While opening a major credit card can help you to build your credit and maintain a positive credit history, retail credit cards do not have the same positive effect on your credit score. Therefore, opening a retail credit card is generally not worth the hassle or the amount you may end up paying in interest. Plus, most major credit cards can be used to make purchases nearly anywhere, while retail credit cards can only be used to shop at one specific retailer or a family of stores. Instead of opening a store credit card to save money on your purchases, take advantage of holiday sales, coupons and money-saving smartphone apps such as GasBuddy, Flipp, Ebates, SnipSnap, CardStar, Coupon Sherpa and Yowza.

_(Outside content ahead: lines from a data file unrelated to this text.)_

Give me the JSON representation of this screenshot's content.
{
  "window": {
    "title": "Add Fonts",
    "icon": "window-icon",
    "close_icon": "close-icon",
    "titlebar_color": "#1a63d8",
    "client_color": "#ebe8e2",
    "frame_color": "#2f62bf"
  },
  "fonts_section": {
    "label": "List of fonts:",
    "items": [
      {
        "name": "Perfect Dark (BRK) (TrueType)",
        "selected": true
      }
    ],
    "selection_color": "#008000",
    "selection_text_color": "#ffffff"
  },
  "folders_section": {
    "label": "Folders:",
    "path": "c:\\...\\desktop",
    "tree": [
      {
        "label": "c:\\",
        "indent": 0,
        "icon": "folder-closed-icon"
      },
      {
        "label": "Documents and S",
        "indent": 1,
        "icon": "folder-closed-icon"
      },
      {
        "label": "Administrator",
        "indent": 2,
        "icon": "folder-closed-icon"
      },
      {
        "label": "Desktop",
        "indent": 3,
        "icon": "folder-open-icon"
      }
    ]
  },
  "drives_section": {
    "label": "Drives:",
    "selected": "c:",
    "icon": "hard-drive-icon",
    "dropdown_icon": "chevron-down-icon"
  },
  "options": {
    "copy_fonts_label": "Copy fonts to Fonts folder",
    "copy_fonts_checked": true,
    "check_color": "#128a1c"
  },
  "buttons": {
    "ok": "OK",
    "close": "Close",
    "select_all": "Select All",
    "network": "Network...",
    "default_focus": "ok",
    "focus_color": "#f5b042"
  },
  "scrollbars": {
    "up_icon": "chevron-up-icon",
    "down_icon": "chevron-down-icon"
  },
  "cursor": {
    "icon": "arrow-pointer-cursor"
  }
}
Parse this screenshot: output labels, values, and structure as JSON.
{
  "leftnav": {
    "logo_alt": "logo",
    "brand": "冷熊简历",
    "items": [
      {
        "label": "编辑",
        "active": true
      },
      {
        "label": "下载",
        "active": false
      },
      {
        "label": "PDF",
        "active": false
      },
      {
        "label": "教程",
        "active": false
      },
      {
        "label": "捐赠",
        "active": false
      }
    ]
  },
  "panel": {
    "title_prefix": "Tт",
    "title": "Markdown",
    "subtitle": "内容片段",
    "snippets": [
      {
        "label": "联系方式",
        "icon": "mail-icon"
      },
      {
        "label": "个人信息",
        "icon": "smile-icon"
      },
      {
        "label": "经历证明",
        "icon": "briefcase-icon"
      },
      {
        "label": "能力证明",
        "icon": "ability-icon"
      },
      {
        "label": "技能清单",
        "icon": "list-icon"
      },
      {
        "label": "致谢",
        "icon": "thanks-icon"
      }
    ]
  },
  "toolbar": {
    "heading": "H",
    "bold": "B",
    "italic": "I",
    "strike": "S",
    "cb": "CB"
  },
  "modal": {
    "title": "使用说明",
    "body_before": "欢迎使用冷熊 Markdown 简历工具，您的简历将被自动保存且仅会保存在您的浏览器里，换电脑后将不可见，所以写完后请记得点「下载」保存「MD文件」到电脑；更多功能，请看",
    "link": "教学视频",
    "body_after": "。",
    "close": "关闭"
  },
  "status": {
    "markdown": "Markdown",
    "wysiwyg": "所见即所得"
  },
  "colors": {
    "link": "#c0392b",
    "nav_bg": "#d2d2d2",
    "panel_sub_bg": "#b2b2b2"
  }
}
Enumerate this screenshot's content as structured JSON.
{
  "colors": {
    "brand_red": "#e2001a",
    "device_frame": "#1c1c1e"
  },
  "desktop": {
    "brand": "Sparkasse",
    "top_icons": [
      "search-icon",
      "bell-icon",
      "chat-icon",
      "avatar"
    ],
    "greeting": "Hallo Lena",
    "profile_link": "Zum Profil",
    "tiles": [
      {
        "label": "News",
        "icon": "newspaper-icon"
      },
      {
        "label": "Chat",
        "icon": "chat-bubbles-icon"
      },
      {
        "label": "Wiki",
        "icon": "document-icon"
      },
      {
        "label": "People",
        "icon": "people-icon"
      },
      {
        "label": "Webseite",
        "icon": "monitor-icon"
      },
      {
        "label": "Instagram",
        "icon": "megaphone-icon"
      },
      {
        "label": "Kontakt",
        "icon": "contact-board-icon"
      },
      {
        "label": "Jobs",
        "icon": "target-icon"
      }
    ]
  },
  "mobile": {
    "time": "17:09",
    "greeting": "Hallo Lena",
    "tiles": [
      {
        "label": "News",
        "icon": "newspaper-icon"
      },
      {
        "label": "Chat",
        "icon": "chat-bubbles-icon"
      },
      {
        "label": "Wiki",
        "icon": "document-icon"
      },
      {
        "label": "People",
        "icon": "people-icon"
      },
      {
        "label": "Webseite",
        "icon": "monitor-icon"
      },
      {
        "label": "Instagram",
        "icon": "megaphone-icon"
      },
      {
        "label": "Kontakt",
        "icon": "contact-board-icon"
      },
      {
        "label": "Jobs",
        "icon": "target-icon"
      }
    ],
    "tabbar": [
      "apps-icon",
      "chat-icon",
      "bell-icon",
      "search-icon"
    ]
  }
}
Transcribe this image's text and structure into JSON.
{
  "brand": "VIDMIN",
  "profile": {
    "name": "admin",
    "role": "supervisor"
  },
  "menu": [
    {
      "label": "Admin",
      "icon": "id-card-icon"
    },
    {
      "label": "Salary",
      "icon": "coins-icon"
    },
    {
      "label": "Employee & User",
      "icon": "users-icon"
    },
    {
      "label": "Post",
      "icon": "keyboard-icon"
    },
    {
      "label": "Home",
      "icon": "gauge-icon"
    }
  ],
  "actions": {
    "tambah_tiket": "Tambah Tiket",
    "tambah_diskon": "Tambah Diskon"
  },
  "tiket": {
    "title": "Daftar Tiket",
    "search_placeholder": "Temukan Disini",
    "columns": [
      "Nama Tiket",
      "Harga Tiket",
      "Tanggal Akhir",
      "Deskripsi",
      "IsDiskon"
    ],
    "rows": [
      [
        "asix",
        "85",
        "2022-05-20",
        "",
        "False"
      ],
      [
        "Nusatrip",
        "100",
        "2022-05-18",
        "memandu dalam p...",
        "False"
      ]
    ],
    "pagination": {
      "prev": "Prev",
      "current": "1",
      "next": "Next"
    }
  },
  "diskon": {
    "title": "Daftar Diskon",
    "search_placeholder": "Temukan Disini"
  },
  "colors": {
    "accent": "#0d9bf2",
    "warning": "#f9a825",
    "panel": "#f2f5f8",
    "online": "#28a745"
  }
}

6. You Will Feel Rushed to Make a Decision
When you agree to opening a retail credit card, you may feel pressured to complete the application and finalize your purchase without understanding the terms and conditions, or taking the time to read the fine print. Even if you intend to read the fine print when you get home, you may fail to do so, and you may never fully understand what you’re agreeing to. Instead of agreeing to opening a store credit card, simply decline the offer, and use a coupon, instead.
7.The Bank Might Sell Your Personal Information
If a retailer closes and you have an active credit card through that store, the bank could sell or transfer your account (and personal information) to another retailer. In this case, you could end up with a credit card for a store at which you don’t plan to shop. Additionally, you’ll need to repay your current balance as quickly as possible to avoid paying any penalty fees that could harm your credit score. If a store goes out of business, you’ll still need to repay any outstanding debts that you owe.
8. You May Owe Deferred Interest
If you open a retail credit card with the hope of receiving interest-free financing, you’ll likely find that you need to repay your balance within a certain amount of time to avoid paying interest on the purchase. While you generally need to repay your balance within six or 12 months, these terms will vary depending on the promotion. If you do repay the entire balance before the end of the promotional period, you won’t need to pay interest on your purchase. If you don’t repay the full balance before the end of the promotional period, however, you’ll need to pay interest on the original purchase price of the item.
Related Article: Low-Interest Credit Cards
By Jennifer Symonds –